In a wartime nightmare of starvation, brutality and death, Anne Frank?s courage and compassion made her an international legacy. During the more than fifty years since World War Two and the Holocaust, few stores have achieved the mythic quality of Anne Frank?s diary, and few accounts have so deeply affected millions of people around the world (Ritter, 1998, pg. 51). At the age of thirteen, Anne began writing a diary which would become not only a valuable historical testimony of World War Two but gave a voice to all the countless Jewish peoples who perished under Hitler?s reign (Hoffman, Online, 2011). Today the name of Anne Frank arouses thoughts of idealism, optimism and above all greatness. Streets, schools, youth centres bear her name, just as public statues, commemorative coins and stamps bear her image. Youth villages, forests and foundations have been named after her. Requiems, cantatas, poems and songs have been composed. Public figures of every kind from politicians to religious leaders regularly evoke her name and quote lines from her book. In one of her last and most quoted diary entries, Anne wrote that ?in spite of everything I still believe that people are really good at heart? (Frank, 1995, pg.57). Such faith shames the revisionists and is a reminder that Anne Frank?s life and work represent a triumph of the human spirit of life over the purveyors of death. Anne Frank?s steadfast courage in the face of adversity, highlighted in every page of her diary, is undeniable proof of how this remarkable young woman is truly the greatest individual of the twentieth century.

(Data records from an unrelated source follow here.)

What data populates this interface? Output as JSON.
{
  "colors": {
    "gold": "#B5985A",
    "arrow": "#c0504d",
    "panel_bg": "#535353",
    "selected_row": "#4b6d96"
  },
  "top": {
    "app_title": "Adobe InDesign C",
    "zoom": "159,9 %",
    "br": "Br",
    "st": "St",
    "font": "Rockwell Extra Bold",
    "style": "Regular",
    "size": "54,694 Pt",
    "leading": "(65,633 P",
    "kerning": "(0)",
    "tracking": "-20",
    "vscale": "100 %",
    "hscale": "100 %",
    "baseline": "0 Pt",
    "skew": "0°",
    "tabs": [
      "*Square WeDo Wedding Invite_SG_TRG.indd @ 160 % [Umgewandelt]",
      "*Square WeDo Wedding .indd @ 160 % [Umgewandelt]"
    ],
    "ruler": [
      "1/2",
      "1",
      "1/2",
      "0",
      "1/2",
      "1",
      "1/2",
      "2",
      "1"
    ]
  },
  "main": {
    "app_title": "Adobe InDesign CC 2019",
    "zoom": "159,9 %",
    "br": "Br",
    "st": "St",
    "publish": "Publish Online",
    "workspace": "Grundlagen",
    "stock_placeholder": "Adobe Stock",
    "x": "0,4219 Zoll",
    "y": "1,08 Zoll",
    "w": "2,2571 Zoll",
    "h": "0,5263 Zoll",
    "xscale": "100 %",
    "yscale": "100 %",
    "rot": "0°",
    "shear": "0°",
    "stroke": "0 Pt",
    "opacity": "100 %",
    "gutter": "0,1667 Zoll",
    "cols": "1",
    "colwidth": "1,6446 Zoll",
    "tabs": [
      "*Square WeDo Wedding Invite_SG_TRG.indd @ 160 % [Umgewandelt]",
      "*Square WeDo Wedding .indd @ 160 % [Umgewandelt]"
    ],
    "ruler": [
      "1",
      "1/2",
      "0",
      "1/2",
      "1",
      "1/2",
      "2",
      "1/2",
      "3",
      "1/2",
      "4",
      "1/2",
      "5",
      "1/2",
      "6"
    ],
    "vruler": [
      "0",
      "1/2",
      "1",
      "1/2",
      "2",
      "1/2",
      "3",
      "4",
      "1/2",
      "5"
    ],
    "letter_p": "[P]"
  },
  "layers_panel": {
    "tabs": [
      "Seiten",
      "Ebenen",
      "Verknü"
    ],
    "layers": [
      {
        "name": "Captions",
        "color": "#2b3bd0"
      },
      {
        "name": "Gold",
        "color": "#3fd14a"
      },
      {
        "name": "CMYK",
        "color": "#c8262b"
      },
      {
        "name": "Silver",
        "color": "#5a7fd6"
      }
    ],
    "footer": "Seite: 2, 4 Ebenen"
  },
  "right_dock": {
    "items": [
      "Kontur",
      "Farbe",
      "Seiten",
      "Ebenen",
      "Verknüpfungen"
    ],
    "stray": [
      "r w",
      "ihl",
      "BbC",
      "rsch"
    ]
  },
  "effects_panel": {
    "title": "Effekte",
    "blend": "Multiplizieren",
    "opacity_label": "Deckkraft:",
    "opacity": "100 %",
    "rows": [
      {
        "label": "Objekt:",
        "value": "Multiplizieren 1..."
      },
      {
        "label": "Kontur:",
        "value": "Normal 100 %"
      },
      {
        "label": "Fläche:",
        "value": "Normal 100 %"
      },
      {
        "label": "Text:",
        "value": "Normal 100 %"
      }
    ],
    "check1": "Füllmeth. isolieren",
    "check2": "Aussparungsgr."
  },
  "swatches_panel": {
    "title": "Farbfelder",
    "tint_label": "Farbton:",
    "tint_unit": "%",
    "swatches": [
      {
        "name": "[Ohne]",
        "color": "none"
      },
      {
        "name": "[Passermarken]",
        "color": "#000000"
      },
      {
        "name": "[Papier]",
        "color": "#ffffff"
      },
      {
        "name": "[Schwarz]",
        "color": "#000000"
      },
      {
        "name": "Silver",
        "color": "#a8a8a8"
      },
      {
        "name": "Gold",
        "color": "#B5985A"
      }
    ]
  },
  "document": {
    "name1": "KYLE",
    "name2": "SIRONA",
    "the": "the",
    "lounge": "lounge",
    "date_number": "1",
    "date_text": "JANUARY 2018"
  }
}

In the short span of sixty years, Anne Frank has been transformed into a legendary figure, a symbol of the Holocaust and a metaphor for victims of genocide. For people all over the world, Anne Frank, the vivacious, intelligent Jewish girl with a crooked smile and dark eyes, has become the "human face of the Holocaust"(Ritter, 1998, pg. 41). Soviet novelist, Ilya Ehrenburg maintained that Anne Frank?s voice was not that of a sage or a poet but that of an ordinary little girl, concluding that her "one voice speaks for six million? (Hoffman, Online, 2011). At the opening of the Anne Frank Exhibition, Ambassador Douglas Kmiec, concurred with Ehrenburg?s view that Anne Frank?s diary has clearly become a metaphor for Jewish suffering. Kmiec explicitly acknowledges that the diary of Anne Frank gives names to the six million persecuted Jews who perished, ?it makes an otherwise incomprehensible crime capable of being felt personally and tangentially? (Kmiec, 2011, Online). Some however disagree, believing that the life of Anne Frank and her diary is over exaggerated (Metselaar, 2007). According to these detractors, Anne was just one of the one and a half million Jewish children who were murdered throughout from 1939 until 1945. World War Two historian, Jacob Boas, holds the belief that only when all the stories of Holocaust survivors are told, then and only then can society begin to understand the brutally and terror inflicted by the Nazi?s (Boas, 1995, pg. 26). Primo Levi, a famous Italian writer who, like Otto Frank, Anne?s father, survived Auschwitz, discusses this subject within one of his bestselling novels. Primo Levi clings to the idea that maybe Anne Frank was meant to inspire the world in a more harmonious tone than all the other countless victims whose names remain unknown. Levi theorizes ?that if we had to share, and could share, the suffering of each one of them, we should be unable to go on living? (Levi, 1988, pg. 54). Whilst Boas? and Levi?s views may seem opposing, they in actual fact complement one another. Both opinions implicitly concur on the irony that if all the stories of the Holocaust were told, an accurate depiction of the conditions would be historically documented; however such knowledge would be almost too horrific to comprehend. The representative opinions of Soviet writer, Ilya Ehrenburg, distinctive historian, Jacob Boas and Primo Levi clearly demonstrate how Anne Frank has become one of the most significant individuals of the twentieth century. Anne Frank and her literary masterpiece have been universally recognized as a powerful expression of the fate of European Jews during the Holocaust, ultimately validating Anne?s entitlement to the label of the greatest individual of the twentieth century.
Of the millions who suffered, a child?s voice is perhaps the most invaluable; Anne Frank?s firsthand account of the Holocaust